All Stratemeyer Syndicate books were written under certain guidelines, based on practices Stratemeyer began with his first series, the Rover Boys.
- All books would be part of a series.
- To establish more quickly if a series was likely to be successful, the first several volumes would be published at once. These first volumes are often referred to as “breeders.”
- The books would be written under a pseudonym. This would provide for seeming continuity of authorship, even when an author died, and would disguise the fact that series were written by multiple ghostwriters and plot-outliners.
- The books would look as much like contemporary adult books as possible, with similar bindings and type-faces
- The books would be of a predictable length.
- Chapters and pages should end mid-situation, to increase the reader’s desire to keep reading.
- Each book would begin with a quick recap of all previous books in that series, in order to promote those books.
- Books might also end with a preview of the next volume in the series: “Nancy … could not help but wonder when she might encounter as strange a mystery as the recent one. Such a case was to confront her soon, The Clue of the Whistling Bagpipes.“
- The books would be priced at 50 cents, rather than the more common 75 cents, $1.00, or $1.25.
- Characters should not age or marry. Protagonists of early series such as the Rover Boys, Tom Swift, and Ruth Fielding did grow up and marry, but sales dropped afterwards, prompting the Syndicate to make a rule that characters never marry
Criticism of Syndicate Books
For decades, libraries refused to carry any Syndicate books, notoriously considering them to be unworthy trash. Series books were considered to “cause ‘mental laziness,’ induce a ‘fatal sluggishness,’ and ‘intellectual torpor.’” Series books were considered to ruin a child’s chances for gaining an appreciation of good literature (subsequent studies have proven this not to be the case), and to undermine respect for authority: “’much of the contempt for social conventions … is due to the reading of this poisonous sort of fiction.’”

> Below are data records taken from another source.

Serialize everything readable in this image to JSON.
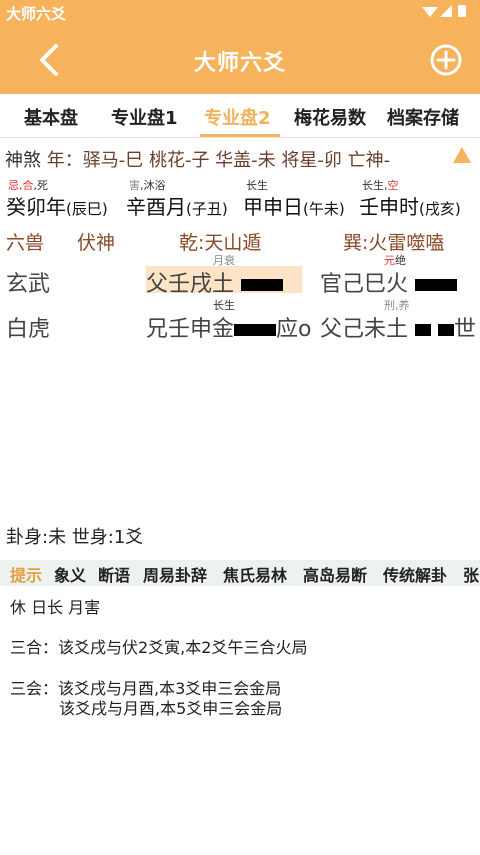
{
  "statusbar": {
    "title": "大师六爻",
    "icons": "▼◢ ▮"
  },
  "appbar": {
    "title": "大师六爻"
  },
  "tabs": [
    {
      "label": "基本盘"
    },
    {
      "label": "专业盘1"
    },
    {
      "label": "专业盘2"
    },
    {
      "label": "梅花易数"
    },
    {
      "label": "档案存储"
    }
  ],
  "shensha": {
    "label": "神煞",
    "text": "年：驿马-巳 桃花-子 华盖-未 将星-卯 亡神-"
  },
  "pillars": {
    "year": {
      "marks_red": "忌,合",
      "marks": ",死",
      "main": "癸卯年",
      "sub": "(辰巳)"
    },
    "month": {
      "marks_grey": "害",
      "marks": ",沐浴",
      "main": "辛酉月",
      "sub": "(子丑)"
    },
    "day": {
      "marks": "长生",
      "main": "甲申日",
      "sub": "(午未)"
    },
    "hour": {
      "marks": "长生,",
      "marks_red": "空",
      "main": "壬申时",
      "sub": "(戌亥)"
    }
  },
  "gua": {
    "liushou": "六兽",
    "fushen": "伏神",
    "main": "乾:天山遁",
    "changed": "巽:火雷噬嗑"
  },
  "lines": [
    {
      "beast": "玄武",
      "main_mark": "月衰",
      "main": "父壬戌土",
      "changed_mark_red": "元",
      "changed_mark": "绝",
      "changed": "官己巳火",
      "shiying": ""
    },
    {
      "beast": "白虎",
      "main_mark": "长生",
      "main": "兄壬申金",
      "main_tail": "应o",
      "changed_mark": "刑,养",
      "changed": "父己未土",
      "shiying": "世"
    }
  ],
  "guashen": "卦身:未 世身:1爻",
  "subtabs": [
    {
      "label": "提示"
    },
    {
      "label": "象义"
    },
    {
      "label": "断语"
    },
    {
      "label": "周易卦辞"
    },
    {
      "label": "焦氏易林"
    },
    {
      "label": "高岛易断"
    },
    {
      "label": "传统解卦"
    },
    {
      "label": "张"
    }
  ],
  "details": {
    "state": "休 日长 月害",
    "sanhe": "三合：该爻戌与伏2爻寅,本2爻午三合火局",
    "sanhui_1": "三会：该爻戌与月酉,本3爻申三会金局",
    "sanhui_2": "该爻戌与月酉,本5爻申三会金局"
  },
  "colors": {
    "accent": "#f6b35c",
    "active_tab": "#f0b35c",
    "red": "#e03333",
    "brown": "#8a4a2a"
  }
}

Franklin K. Mathiews, chief librarian for the Boy Scouts of America, wrote that series books were a method, according to the title of one of his articles, for “Blowing Out the Boys’ Brains,” and psychologist G. Stanley Hall articulated one of the most common concerns by asserting that series books would ruin girls in particular by giving them “’false views of [life]… which will cloud her life with discontent in the future.’” None of this hurt sales, however; Stratemeyer was unperturbed, even when his books were banned from the Newark Public Library as early as 1901, writing to a publisher: “’Personally it does not matter much to me. . . . Taking them out of the Library has more than tripled the sales in Newark.
-  http://en.wikipedia.org/wiki/Howard_Roger_Garis
-  http://sportsillustrated.cnn.com/vault/article/magazine/MAG1073720/3/index.htm
-  Going “From Rages to Riches” with Baseball Joe: or a Pitcher’s Progress by Gregory S. Sojka
-  Dead balls and double curves: an anthology of early baseball fiction By Trey Strecker, Arnold Hano p. 162
-  http://en.wikipedia.org/wiki/List_of_Stratemeyer_Syndicate_series